WHAT THIS TASK INVOLVES: Among these records, which lines include "false"? Copy them out.

PROVIDED RECORDS:
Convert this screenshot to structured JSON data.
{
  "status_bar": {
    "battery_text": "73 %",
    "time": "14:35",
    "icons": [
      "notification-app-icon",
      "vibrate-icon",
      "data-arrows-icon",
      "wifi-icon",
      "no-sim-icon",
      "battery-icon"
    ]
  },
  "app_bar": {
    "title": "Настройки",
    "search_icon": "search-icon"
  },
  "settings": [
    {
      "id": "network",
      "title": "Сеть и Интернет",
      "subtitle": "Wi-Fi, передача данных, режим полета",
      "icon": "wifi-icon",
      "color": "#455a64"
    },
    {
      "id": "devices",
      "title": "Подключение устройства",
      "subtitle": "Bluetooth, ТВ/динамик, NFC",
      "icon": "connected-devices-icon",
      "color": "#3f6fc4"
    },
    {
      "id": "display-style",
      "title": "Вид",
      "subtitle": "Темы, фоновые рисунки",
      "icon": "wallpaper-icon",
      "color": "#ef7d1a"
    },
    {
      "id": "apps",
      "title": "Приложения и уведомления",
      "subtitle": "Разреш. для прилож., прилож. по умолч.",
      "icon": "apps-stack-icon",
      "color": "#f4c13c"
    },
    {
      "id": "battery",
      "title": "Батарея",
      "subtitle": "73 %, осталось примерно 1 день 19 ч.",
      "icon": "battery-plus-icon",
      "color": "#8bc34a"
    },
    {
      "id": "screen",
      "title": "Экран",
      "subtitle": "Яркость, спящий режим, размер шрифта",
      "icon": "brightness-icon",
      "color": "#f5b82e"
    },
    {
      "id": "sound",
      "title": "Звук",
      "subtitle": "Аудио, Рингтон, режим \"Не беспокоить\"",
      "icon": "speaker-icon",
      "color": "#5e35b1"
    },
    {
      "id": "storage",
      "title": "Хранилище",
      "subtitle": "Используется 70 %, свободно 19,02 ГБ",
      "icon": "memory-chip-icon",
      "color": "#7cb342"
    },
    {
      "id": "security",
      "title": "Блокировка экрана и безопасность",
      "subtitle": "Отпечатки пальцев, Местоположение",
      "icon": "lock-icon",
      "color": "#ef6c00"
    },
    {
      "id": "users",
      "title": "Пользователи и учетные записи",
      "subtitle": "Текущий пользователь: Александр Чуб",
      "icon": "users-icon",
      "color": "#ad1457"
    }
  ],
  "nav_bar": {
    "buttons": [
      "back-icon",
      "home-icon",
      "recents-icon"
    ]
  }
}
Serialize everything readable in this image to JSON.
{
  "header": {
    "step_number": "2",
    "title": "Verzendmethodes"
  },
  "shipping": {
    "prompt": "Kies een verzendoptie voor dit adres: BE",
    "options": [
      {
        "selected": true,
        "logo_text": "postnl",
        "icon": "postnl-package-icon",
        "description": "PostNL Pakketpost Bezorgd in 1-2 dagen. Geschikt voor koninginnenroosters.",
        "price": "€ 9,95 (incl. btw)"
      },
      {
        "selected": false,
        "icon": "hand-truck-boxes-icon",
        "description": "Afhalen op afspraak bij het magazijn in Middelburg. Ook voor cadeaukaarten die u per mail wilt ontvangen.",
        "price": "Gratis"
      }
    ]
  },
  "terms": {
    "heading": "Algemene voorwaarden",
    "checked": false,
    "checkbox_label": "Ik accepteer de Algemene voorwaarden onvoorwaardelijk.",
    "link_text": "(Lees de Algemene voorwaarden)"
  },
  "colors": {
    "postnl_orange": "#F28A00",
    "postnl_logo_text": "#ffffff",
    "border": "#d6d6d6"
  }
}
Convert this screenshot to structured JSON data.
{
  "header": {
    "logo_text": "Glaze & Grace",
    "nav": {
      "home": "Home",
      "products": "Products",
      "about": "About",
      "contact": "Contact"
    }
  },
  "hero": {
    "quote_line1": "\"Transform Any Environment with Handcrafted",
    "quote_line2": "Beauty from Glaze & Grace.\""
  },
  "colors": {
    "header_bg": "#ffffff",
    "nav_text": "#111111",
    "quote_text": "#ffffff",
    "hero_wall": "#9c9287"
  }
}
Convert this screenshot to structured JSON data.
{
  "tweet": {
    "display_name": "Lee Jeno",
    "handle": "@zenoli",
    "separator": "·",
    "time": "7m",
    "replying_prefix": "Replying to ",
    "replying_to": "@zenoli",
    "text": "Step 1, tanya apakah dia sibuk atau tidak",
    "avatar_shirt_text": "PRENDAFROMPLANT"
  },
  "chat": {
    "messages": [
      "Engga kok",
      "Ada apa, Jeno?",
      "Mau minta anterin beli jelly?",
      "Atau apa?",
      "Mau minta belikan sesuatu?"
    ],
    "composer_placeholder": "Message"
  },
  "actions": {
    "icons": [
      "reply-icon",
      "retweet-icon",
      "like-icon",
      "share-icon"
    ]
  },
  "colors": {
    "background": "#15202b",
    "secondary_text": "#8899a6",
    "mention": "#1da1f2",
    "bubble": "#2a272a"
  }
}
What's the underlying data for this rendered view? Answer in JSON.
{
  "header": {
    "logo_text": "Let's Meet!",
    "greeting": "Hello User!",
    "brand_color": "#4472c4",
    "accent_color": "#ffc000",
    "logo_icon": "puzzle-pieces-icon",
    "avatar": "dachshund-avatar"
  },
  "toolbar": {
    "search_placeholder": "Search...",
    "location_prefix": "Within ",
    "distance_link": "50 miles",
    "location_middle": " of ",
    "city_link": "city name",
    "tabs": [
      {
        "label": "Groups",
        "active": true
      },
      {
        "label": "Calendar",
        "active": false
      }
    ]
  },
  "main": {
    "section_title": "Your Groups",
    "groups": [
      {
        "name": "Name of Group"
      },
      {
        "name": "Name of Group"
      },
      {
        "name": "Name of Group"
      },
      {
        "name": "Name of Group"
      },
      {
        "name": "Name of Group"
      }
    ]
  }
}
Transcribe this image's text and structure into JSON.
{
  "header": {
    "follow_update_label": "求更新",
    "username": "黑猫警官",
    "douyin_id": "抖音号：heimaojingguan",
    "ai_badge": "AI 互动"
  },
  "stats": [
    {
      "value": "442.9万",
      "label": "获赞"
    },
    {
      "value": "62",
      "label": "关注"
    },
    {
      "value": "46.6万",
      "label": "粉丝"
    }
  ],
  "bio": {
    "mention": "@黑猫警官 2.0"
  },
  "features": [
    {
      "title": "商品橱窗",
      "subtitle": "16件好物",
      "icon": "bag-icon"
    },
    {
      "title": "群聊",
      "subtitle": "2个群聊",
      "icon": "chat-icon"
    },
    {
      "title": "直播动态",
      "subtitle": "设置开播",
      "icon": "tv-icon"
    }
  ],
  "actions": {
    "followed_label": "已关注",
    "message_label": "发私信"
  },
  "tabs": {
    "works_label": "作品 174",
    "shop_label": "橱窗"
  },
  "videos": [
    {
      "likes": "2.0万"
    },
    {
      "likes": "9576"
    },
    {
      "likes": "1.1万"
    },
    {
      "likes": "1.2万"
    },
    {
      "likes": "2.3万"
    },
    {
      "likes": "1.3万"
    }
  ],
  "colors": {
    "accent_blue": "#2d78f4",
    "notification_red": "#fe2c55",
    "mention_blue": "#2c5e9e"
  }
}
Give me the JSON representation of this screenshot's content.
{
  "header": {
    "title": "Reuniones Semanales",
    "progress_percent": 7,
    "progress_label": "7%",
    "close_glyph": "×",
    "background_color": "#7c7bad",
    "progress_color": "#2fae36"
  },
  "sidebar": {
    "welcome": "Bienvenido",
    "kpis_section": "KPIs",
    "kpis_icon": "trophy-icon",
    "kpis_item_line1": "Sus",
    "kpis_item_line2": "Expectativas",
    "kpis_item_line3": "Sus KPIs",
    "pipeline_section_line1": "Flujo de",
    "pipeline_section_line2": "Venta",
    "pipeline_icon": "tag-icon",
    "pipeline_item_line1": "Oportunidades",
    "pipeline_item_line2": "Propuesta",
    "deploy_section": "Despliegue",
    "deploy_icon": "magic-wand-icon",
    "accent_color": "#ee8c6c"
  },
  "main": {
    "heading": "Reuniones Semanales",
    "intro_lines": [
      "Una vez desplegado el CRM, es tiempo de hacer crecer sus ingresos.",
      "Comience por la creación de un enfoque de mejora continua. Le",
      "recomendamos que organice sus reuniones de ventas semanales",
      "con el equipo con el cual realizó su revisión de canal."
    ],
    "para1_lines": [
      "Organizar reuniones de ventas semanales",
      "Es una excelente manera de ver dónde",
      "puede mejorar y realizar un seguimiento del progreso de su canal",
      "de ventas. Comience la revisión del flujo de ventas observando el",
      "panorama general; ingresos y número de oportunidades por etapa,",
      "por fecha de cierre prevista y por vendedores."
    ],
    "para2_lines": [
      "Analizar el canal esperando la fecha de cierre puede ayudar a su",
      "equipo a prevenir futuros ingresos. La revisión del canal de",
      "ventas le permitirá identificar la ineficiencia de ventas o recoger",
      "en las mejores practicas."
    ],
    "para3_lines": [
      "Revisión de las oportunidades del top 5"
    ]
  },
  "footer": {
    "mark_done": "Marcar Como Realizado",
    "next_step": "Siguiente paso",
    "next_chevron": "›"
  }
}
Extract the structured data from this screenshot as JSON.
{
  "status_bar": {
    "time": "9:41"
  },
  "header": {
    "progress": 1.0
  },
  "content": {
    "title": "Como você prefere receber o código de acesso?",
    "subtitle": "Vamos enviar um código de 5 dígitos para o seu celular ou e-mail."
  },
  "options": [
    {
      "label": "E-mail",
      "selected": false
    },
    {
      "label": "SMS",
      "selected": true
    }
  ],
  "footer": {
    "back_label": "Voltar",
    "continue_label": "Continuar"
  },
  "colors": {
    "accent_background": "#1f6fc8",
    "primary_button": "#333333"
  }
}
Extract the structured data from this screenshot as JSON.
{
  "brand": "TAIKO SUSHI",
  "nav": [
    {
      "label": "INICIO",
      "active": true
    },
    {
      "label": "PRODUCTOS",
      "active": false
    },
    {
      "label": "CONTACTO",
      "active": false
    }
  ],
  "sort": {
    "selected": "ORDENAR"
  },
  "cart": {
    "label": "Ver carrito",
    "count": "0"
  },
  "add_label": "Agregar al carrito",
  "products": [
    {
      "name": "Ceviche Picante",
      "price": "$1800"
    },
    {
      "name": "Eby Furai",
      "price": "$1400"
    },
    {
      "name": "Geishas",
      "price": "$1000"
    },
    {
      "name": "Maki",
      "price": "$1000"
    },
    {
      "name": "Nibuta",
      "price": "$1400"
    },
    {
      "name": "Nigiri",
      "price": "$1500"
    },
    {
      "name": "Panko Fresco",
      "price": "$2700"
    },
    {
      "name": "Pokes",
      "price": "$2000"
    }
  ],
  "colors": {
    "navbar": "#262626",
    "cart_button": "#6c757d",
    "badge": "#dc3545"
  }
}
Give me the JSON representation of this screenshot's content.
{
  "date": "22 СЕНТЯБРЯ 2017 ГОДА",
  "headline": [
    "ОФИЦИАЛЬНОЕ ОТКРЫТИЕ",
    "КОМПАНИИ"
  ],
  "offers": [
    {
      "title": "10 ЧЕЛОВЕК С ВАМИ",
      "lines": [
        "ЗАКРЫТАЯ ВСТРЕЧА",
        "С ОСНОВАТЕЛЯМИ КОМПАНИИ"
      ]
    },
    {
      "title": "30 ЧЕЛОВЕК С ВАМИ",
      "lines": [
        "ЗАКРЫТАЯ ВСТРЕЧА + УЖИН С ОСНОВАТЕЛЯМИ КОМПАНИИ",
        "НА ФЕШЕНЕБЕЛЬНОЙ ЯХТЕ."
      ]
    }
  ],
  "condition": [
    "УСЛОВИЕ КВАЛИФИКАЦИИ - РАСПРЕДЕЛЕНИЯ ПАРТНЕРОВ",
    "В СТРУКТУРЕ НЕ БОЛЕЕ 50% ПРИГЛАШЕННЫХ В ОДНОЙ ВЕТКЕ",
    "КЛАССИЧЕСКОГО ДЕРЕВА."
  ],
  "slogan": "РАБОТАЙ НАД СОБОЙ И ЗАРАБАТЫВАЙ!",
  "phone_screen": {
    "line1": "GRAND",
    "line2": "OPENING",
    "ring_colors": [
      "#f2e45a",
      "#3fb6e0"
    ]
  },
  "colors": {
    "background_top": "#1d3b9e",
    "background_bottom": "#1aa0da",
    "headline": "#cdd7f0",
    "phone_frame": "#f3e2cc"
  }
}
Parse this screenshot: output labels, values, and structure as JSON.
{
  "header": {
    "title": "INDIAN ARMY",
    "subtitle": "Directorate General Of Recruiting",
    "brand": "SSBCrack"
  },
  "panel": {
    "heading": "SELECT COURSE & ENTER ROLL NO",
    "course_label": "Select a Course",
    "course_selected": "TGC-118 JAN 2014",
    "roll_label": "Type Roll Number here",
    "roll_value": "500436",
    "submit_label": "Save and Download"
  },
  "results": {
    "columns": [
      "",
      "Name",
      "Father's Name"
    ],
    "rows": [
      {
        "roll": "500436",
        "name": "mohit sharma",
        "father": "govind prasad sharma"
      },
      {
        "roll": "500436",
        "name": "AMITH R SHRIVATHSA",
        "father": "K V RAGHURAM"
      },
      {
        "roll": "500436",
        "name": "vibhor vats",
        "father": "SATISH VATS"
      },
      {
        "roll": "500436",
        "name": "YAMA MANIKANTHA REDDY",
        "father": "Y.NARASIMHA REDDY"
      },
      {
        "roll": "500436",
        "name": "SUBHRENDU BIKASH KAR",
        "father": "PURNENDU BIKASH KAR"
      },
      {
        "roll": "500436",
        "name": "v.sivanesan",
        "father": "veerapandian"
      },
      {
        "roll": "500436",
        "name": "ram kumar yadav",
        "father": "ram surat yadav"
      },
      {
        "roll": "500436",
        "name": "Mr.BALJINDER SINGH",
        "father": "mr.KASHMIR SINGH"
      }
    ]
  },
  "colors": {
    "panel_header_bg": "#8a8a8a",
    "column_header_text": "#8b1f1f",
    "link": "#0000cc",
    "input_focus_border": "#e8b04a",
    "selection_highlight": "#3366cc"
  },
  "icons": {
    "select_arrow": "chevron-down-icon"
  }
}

RESULT:
        "selected": false,
    "checked": false,
        "active": false
      "selected": false
      "active": false
      "active": false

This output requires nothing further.